Wait…… WHAT???? This doesn’t mean that we are aging faster than previously, it was merely the headline that the CDC used in June 2021 to draw attention to the new recommendation from the United States Preventative Services Task Force (USPSTF). They recommend that colorectal cancer screening should start at age 45 (previous recommendations were to start screening at age 50 in the general population).

Now…no one really wants to talk about cancer, especially not colorectal cancer with its specter of bowel preps and medical cameras in places where no one wants a camera! But, when an assembly such as the USPSTF takes the bold step of recommending EARLIER screening for any cancer, we should all sit up and take notice. 

According to the CDC, colorectal cancer is a leading cause of cancer death for men and women, with almost 53,000 people dying of this treatable condition every year. Risk factors for colorectal cancer include gender (men have a slightly higher risk), family history, obesity, low physical activity, diet (including high amounts of red meat or processed meats), and smoking. Colorectal cancer also causes higher rates of death in Black and Indigenous populations (American Indians and Native Alaskans), which is potentially correlated with decreased access to care. The explanation for the movement to a younger age population to begin screening is based on the mounting evidence that colorectal cancers are developing at earlier stages in our overall population, as well as the knowledge that colorectal cancers are treatable/curable when discovered at earlier stages. Checking earlier leads to finding cancers when they are small/just starting out, and they can then be removed/cured.

So, does this mean way more medical cameras in use over a lifetime? Not necessarily. There are a number of ways to screen for colorectal cancers, several of which are yearly or every 1-3 years and do not involve cameras at all if they are negative. Two of these tests, the traditional fecal occult blood test, and the newer fecal immunochemical test (FIT), are yearly tests of a stool sample. These tests are either in a doctor’s office or at home, to determine if there are trace amounts of blood in the stool that may indicate a cancer. Stool DNA tests detect specific markers in stool that are shed by cancer cells. The USPSTF has suggested that data would also support use of a combination DNA-FIT test every 1-3 years.

So, what if one of these screening tests is positive? That’s when the cameras come into play – for the most effective way to screen for colorectal cancer is through direct visualization. For most of us that means the dreaded bowel prep and colonoscopy. Although I say “dreaded”, in reality most people (myself included!) tolerate the bowel prep just fine, and sedation is offered for the colonoscopy, so you get interesting pictures to look at but generally don’t feel/remember a thing. It does take some scheduling to allow for the prep (usually the day before the colonoscopy) and the procedure itself (including recovery from sedation), but best-case scenario that only has to occur every 10 years.

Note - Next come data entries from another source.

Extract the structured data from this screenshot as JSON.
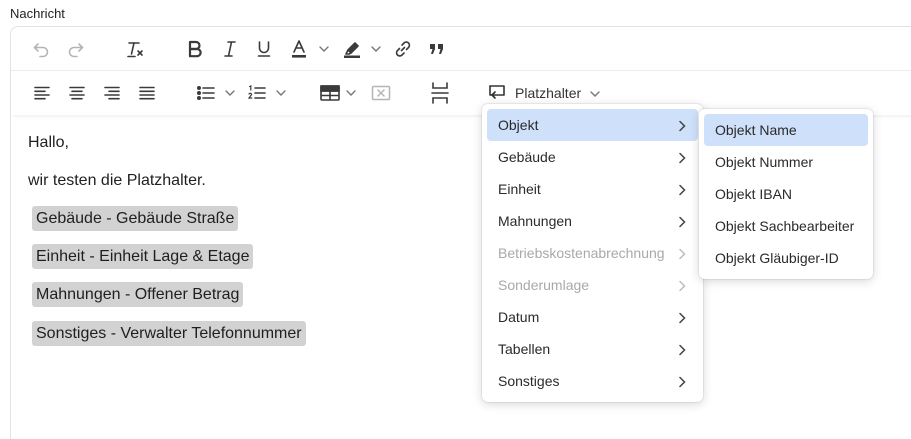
{
  "field_label": "Nachricht",
  "toolbar": {
    "row1": [
      "undo-icon",
      "redo-icon",
      "clear-format-icon",
      "bold-icon",
      "italic-icon",
      "underline-icon",
      "font-color-icon",
      "highlight-icon",
      "link-icon",
      "blockquote-icon"
    ],
    "row2": [
      "align-left-icon",
      "align-center-icon",
      "align-right-icon",
      "align-justify-icon",
      "bullet-list-icon",
      "numbered-list-icon",
      "table-icon",
      "remove-table-icon",
      "page-break-icon"
    ],
    "placeholder_label": "Platzhalter"
  },
  "content": {
    "greeting": "Hallo,",
    "line1": "wir testen die Platzhalter.",
    "chips": [
      "Gebäude - Gebäude Straße",
      "Einheit - Einheit Lage & Etage",
      "Mahnungen - Offener Betrag",
      "Sonstiges - Verwalter Telefonnummer"
    ]
  },
  "menu": {
    "items": [
      {
        "label": "Objekt",
        "active": true,
        "disabled": false
      },
      {
        "label": "Gebäude",
        "active": false,
        "disabled": false
      },
      {
        "label": "Einheit",
        "active": false,
        "disabled": false
      },
      {
        "label": "Mahnungen",
        "active": false,
        "disabled": false
      },
      {
        "label": "Betriebskostenabrechnung",
        "active": false,
        "disabled": true
      },
      {
        "label": "Sonderumlage",
        "active": false,
        "disabled": true
      },
      {
        "label": "Datum",
        "active": false,
        "disabled": false
      },
      {
        "label": "Tabellen",
        "active": false,
        "disabled": false
      },
      {
        "label": "Sonstiges",
        "active": false,
        "disabled": false
      }
    ],
    "submenu": [
      {
        "label": "Objekt Name",
        "active": true
      },
      {
        "label": "Objekt Nummer",
        "active": false
      },
      {
        "label": "Objekt IBAN",
        "active": false
      },
      {
        "label": "Objekt Sachbearbeiter",
        "active": false
      },
      {
        "label": "Objekt Gläubiger-ID",
        "active": false
      }
    ]
  },
  "colors": {
    "accent": "#cfe0fb",
    "chip": "#d2d2d2",
    "border": "#e3e3e3"
  }
}
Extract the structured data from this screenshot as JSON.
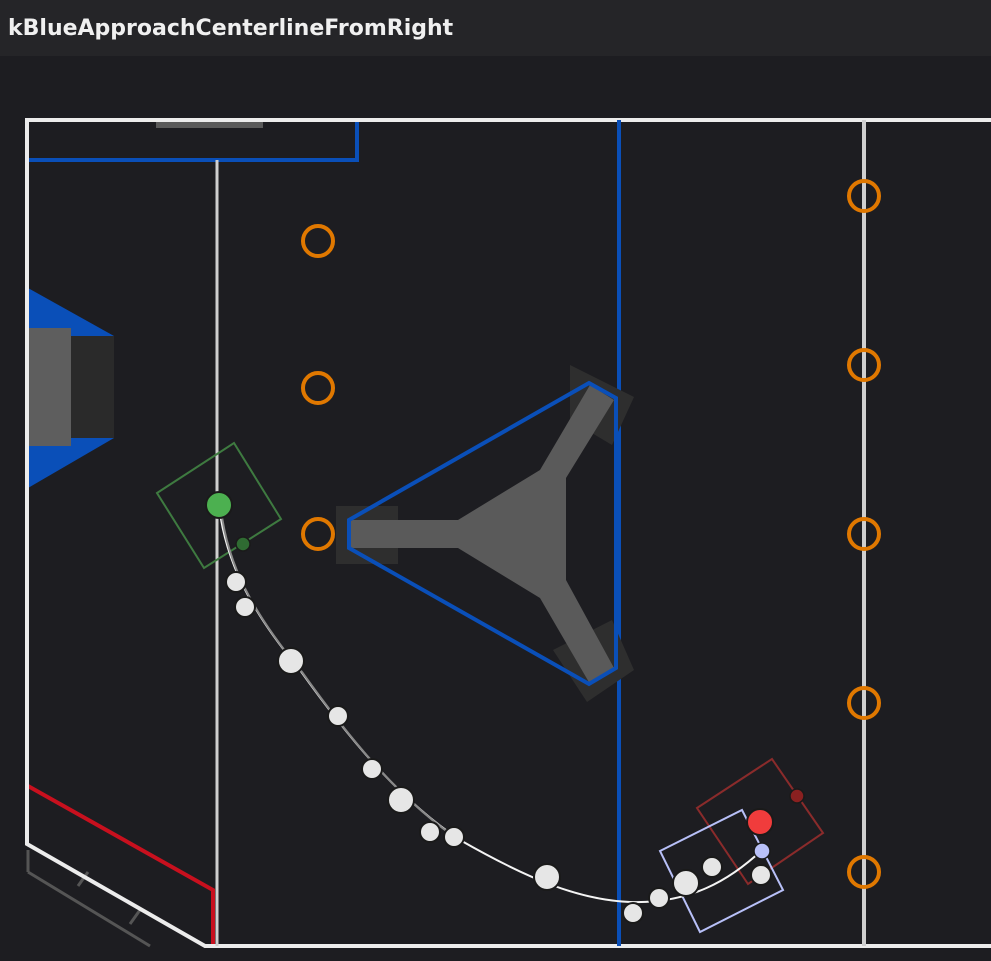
{
  "window": {
    "title": "kBlueApproachCenterlineFromRight"
  },
  "editor": {
    "view": "field-path-editor"
  },
  "colors": {
    "background": "#1d1d21",
    "field_line": "#e8e8e8",
    "blue_alliance": "#0a4fb8",
    "red_alliance": "#c8101e",
    "note_ring": "#e07800",
    "stage_gray": "#5a5a5a",
    "path_point": "#e6e6e6",
    "start_marker": "#4cb050",
    "end_marker": "#f03c3c",
    "heading_marker": "#b8c0f8"
  },
  "icons": {
    "waypoint": "circle",
    "note": "orange-ring"
  }
}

The bottom line is that these stool tests done annually, or the visualization with colonoscopy or CT colonography every 10 years, are truly easy tradeoffs to death from colorectal cancer. But you actually have to do the tests! While in a perfect world everyone would have regular visits with their PCP, well controlled body weight through balanced diet and exercise, and no one would smoke cigarettes; in our world we need to be self-advocates and make the effort to reach out to our doctor or health care provider and ASK for the screening test to be arranged. AND be sure to quit smoking, avoid obesity and inactivity, and eat a diet rich in fruits and vegetables, with less red meat, and less processed meats such as bacon and ham. No one said staying health was easy… but it definitely feels better than the alternative if you can manage it!


This article is meant to provide general information only. It’s not professional medical or legal advice, or a substitute for that advice.

Sun Life Assurance Company of Canada, Wellesley Hills, MA. For New York group policies: Sun Life and Health Insurance Company (U.S.), Lansing, MI

GGWC-10993 SLPC 31482 3/22 (Exp 3/23)